The original of this posting caused a stir. Rereading the posting, I can see why. So to any offended, I say sorry. In vino veritas. Nevertheless I edit, but stick to my original thesis: this is a rumination on investing, not engineering. So I write only about my investing thoughts, not about profound and difficult engineering isssues.
It is late Sunday night, I rode too many miles on my bike, ate too much fatty food at Granville Island, drank too much tea, watched too much opera, and drunk too much brandy to be a sound investment advisor.
Yet what I write here is, I submit, profound investment advice. Better than all the talking heads in the blogs on mining investment.
The point is as I have written before: invest in mines that have a decent plan to dispose of their tailings. If they cannot dispose of tailings cheaply, cost-effectively, and forever at no residual cost, dis-invest fast and furiously. Those mines in Nevada and northern Chile can dispose of tailings properly and I invest in them religiously (it is Sunday after all.)
I cannot conceive of how the Pebble Mine can cheaply dispose of their tailings. So I avoid them as an investment. News reports this week talk of tailings dams as big and as long as the Great Wall of China. This is a good analogy. And one day those dams will, I believe, fail and wipe out the salmon industry, in the long term unlesss they do what we did on the UMTRA Project.
I have read everything I can lay my hands on about the Pebble Mine and its tailings. The stories name no names, give no inkling of who the professionals are who are designing the big dams. Are they professional consultants struggling to tell an optimistic story. No names appear. Is there an engineer out there prepared to put their name to what is written? I would be happy to debate them if they give me their names and opinions.
Until I see an independent peer review by those in the tailings industry whom I respect, I will not invest.
Before I reinvest in the pebble Mine, I seek the named opinion of engineers who are honest, blunt, and brutal. This search for harshness is based on long practical experience and the hard reality of been kicked off jobs for telling the truth. I know that consultants can get it wrong. I have been wrong often enough.
So my proposal: convene a peer review group of the people I respect and who are named, and let them tell me the following, in a unanimous report, before I reinvest in Anglo American and the Pebble Mine:
- The tailings can be safely impounded.
- No earthquake wills every cause failure,
- There is no possibility of a dam break.
- No perpetual water treatment will ever be required.
- There is no conceivable probability of affecting downgradient water quality.
As I say, until these august gentlemen can assure me of these simple propositions, no investing for me. You do what you want, but be advised this is not a trivial matter.

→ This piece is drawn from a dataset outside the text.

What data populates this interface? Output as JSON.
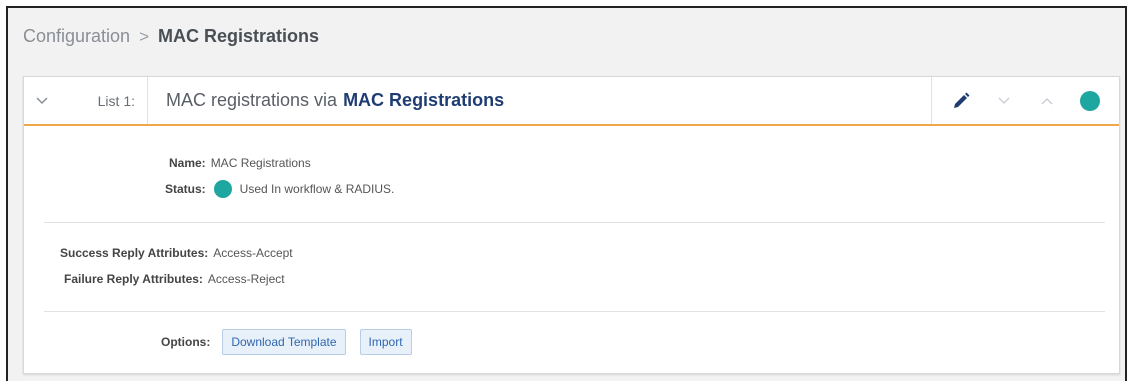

There are egos, careers, credibility, and vast resources at stake. Only the best will suffice in my mind, which is but the simple mind of an investor.